Monday 1 February
10 AM PST
1 PM EST
6 PM GMT
7 PM CET
With Dr. Silvia Regonelli
Her precocious, incredible talent for sculpting made country girl Camille Claudel ambitious enough to reach for success in the big city: Paris. And the path she chose for herself was monumental: in the art world, sculpture had always been the exclusive domain of men. She became a pupil, and then assistant, to Auguste Rodin – the rising star of the time. They eventually became lovers and influenced each other’s styles, while engaging in a competition that Camille was bound to lose, being a woman.
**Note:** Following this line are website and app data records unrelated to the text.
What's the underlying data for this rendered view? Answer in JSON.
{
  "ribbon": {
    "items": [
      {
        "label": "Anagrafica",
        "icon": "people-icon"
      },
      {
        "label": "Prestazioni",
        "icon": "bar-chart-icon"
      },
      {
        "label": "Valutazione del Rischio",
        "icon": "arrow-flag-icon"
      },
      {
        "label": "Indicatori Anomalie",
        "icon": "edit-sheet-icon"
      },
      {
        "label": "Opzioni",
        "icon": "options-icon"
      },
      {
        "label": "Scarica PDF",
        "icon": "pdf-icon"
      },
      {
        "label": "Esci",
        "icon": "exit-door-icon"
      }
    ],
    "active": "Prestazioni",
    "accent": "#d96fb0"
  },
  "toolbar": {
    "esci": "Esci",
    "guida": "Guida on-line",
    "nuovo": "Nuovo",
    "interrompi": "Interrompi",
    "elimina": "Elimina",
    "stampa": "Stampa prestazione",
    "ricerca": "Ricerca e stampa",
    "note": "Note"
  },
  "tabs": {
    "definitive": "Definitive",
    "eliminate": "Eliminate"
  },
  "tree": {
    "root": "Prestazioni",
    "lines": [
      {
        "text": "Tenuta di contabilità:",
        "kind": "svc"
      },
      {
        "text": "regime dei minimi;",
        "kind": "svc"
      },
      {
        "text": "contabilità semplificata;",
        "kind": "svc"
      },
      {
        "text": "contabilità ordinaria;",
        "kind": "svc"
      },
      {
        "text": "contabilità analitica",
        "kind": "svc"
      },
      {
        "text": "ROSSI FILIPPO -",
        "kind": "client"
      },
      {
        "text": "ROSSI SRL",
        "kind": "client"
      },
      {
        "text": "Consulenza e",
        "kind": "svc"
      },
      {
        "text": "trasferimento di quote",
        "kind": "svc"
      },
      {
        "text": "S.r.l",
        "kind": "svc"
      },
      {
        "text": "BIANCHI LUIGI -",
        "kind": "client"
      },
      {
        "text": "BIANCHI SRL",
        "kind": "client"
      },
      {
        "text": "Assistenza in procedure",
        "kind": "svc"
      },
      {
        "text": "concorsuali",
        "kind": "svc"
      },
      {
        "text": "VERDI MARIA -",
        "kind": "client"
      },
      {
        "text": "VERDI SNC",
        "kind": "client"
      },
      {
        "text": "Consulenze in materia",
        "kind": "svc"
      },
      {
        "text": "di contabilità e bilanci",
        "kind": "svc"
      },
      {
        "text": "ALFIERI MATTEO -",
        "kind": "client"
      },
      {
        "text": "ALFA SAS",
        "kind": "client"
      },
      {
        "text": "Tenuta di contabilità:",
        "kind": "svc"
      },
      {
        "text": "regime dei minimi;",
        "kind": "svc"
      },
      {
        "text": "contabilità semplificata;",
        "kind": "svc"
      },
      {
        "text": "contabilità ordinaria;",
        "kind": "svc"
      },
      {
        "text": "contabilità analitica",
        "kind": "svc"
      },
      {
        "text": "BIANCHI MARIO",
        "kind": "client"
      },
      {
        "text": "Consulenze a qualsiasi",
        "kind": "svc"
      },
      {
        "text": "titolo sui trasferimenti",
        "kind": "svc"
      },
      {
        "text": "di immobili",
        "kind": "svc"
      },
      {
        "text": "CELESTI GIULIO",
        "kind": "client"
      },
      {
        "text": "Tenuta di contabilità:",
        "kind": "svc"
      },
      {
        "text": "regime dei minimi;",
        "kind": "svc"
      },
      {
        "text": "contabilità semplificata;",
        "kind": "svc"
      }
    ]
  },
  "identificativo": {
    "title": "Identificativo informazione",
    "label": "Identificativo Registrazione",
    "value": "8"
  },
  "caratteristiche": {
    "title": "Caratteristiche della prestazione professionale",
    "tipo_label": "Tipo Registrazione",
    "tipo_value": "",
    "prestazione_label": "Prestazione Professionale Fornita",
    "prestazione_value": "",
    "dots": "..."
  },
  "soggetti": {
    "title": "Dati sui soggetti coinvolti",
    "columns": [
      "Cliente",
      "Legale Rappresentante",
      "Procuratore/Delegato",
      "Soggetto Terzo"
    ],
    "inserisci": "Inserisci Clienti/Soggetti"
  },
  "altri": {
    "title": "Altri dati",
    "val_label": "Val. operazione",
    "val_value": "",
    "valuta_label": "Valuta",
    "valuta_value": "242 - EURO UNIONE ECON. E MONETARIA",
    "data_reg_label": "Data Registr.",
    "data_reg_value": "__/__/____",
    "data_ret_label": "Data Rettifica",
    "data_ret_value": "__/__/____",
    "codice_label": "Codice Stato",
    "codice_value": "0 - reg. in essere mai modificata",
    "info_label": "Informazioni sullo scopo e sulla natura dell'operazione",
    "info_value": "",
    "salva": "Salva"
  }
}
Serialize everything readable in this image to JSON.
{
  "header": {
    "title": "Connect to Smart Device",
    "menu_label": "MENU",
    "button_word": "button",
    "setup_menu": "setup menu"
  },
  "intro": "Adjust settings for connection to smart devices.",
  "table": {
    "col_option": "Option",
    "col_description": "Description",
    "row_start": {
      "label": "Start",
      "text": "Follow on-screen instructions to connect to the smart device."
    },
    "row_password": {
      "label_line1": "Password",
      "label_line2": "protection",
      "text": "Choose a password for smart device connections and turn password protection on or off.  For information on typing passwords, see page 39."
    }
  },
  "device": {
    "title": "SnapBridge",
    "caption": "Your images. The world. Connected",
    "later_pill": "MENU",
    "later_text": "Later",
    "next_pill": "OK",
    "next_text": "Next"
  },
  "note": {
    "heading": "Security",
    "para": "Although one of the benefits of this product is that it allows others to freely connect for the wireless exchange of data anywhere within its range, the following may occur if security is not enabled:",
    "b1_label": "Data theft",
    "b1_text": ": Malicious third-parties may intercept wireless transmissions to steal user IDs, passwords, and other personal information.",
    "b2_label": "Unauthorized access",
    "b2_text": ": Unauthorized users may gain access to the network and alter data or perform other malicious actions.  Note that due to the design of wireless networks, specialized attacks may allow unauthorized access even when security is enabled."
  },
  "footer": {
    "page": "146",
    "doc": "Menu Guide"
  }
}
Her mind could not bear it: she started to lose her mental stability, until her family confined her to a care home, never to sculpt again for the last thirty years of her life.
Part of the Series “A Room of One’s Own”, by Dr. Silvia Regonelli
Berthe Morisot, Camille Claudel, Vanessa Bell: throughout the 19th and 20th centuries, these three women of genius and will, struggled to find a place for their art in the same way as men had already found it. Firstly, a place where they could learn it. Then, a place to create it, and finally, a place to show it where it could be seen, appreciated, and judged.
While art and the world of artistic education and production changed, they changed with it – finding enemies and allies along the way.
In this Biography Lecture we will look at how they created their works, what happened to the artists and, most importantly, what happened to their art.